Sweeney sees passage of union organizing bill

By Peter Szekely

WASHINGTON (Reuters) - AFL-CIO President John Sweeney
predicted on Wednesday that the divided American labor movement
will get Congress to pass a bill in the next three years that
makes it easier for workers to form unions.

In a wide-ranging address, Sweeney cited the labor-backed
Employee Free Choice Act as one of his antidotes to the
"senseless slaughter of the good American job" that he said
threatens the stability of the U.S. economy.

"It will stop American employers from taking advantage of
our laughable labor laws to destroy the unions that keep our
middle class healthy and growing," he said of the bill in a
speech at the National Press Club.

"And we will pass it while (President) George Bush is in
office," he added. Bush has three years remaining in his second

The bill, one of labor's top legislative goals, has 208
co-sponsors in the 435-member House of Representatives and 42
co-sponsors in the 100-member Senate. It would allow workers to
form unions at their workplaces simply by collecting a majority
of their signatures.

Under current labor law, unless an employer voluntarily
recognizes a union, workers who have demonstrated their desire
for a union with their signatures still must vote in a
government-overseen secret-ballot election.

Union leaders claim that in the weeks leading to elections,
employers often commit labor law violations, like threatening
to close up shop or firing lead organizers, that terrorize
workers into voting against unionization.

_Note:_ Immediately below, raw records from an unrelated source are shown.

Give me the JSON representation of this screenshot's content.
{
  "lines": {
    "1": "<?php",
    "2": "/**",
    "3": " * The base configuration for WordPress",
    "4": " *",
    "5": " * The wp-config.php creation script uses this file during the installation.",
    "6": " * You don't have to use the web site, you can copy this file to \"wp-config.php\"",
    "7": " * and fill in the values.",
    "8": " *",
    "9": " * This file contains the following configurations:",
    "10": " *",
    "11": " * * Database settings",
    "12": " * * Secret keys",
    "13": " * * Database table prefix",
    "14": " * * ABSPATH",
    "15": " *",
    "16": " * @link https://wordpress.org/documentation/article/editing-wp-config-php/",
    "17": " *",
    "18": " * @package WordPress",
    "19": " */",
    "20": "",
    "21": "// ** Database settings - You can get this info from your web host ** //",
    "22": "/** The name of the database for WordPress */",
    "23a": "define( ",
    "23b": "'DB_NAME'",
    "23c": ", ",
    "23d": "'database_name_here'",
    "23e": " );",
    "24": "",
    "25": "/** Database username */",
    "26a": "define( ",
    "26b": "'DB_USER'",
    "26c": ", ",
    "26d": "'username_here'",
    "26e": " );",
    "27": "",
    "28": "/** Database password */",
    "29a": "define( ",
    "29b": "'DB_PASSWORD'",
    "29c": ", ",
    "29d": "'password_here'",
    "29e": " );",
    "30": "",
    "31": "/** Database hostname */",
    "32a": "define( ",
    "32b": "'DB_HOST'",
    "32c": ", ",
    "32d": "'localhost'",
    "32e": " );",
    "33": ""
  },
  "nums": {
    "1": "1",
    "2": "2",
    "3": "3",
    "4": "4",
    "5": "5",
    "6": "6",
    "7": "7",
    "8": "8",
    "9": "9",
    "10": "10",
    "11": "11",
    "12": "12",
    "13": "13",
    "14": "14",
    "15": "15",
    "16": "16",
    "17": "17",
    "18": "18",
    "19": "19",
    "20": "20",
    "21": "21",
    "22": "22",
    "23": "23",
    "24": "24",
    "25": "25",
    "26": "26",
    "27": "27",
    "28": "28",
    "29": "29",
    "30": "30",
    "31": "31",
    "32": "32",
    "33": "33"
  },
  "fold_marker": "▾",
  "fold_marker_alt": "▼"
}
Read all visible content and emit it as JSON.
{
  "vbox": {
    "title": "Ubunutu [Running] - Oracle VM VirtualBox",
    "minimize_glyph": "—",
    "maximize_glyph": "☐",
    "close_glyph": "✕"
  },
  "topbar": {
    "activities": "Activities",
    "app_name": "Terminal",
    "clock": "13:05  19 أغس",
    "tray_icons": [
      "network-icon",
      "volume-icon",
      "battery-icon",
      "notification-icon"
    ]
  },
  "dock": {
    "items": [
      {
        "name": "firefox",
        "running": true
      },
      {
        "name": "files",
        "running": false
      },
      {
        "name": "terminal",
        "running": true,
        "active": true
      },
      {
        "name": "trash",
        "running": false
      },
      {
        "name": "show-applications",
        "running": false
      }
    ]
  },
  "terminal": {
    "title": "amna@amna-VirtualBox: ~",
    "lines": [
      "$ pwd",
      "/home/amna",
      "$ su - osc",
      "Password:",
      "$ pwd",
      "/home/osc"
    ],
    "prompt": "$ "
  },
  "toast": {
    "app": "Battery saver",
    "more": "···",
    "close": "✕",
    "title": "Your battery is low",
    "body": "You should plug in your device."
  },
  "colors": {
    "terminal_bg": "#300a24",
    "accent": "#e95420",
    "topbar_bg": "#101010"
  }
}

One union official said he expects more lawmakers,
including some Republicans, to sign on to the list of the
bill's co-sponsors. But even if majorities in each house
co-sponsor the bill, he said he does not expect congressional
Republican leaders to allow it to come to a vote.

So far, 10 Republicans in the House and one in the Senate
have signed on.

Sweeney predicted that the upcoming November elections
would produce "significant" changes in the make-up of the
Republican-led House and Senate.


Unions were unable to stop Bush's re-election in 2004,
despite a get-out-the-vote effort that saw an overwhelming
turnout of union members and their families, more than
two-thirds of whom voted for Democratic Sen. John Kerry,
according to polling data.

The labor movement was fractured last summer when several
union leaders left the AFL-CIO, complaining among other things
that there had been too much emphasis on political activity and
not enough on organizing new members. Their Change to Win
Federation has seven unions and 5.4 million members, while the
AFL-CIO has 52 unions with 9 million members.

Despite the split, Sweeney said the AFL-CIO has worked with
the Change to Win Federation in a number of areas, including
the election in November of Democratic governors in New Jersey
and Virginia.

"We will continue to do what we can to reunite the labor
movement," Sweeney said in response to a question. "I
personally have put a lot of time and a lot of effort into this
and I'm committed to trying to reunify."

First elected in 1995 on a pledge to reinvigorate the labor
movement, Sweeney's tenure at the helm of the AFL-CIO saw U.S.
union membership fall to 12.5 percent of workers in 2004 from
15.5 percent and from about one-third of workers in the 1950s.
The Bureau of Labor Statistics is scheduled to report union
membership for last year on Friday.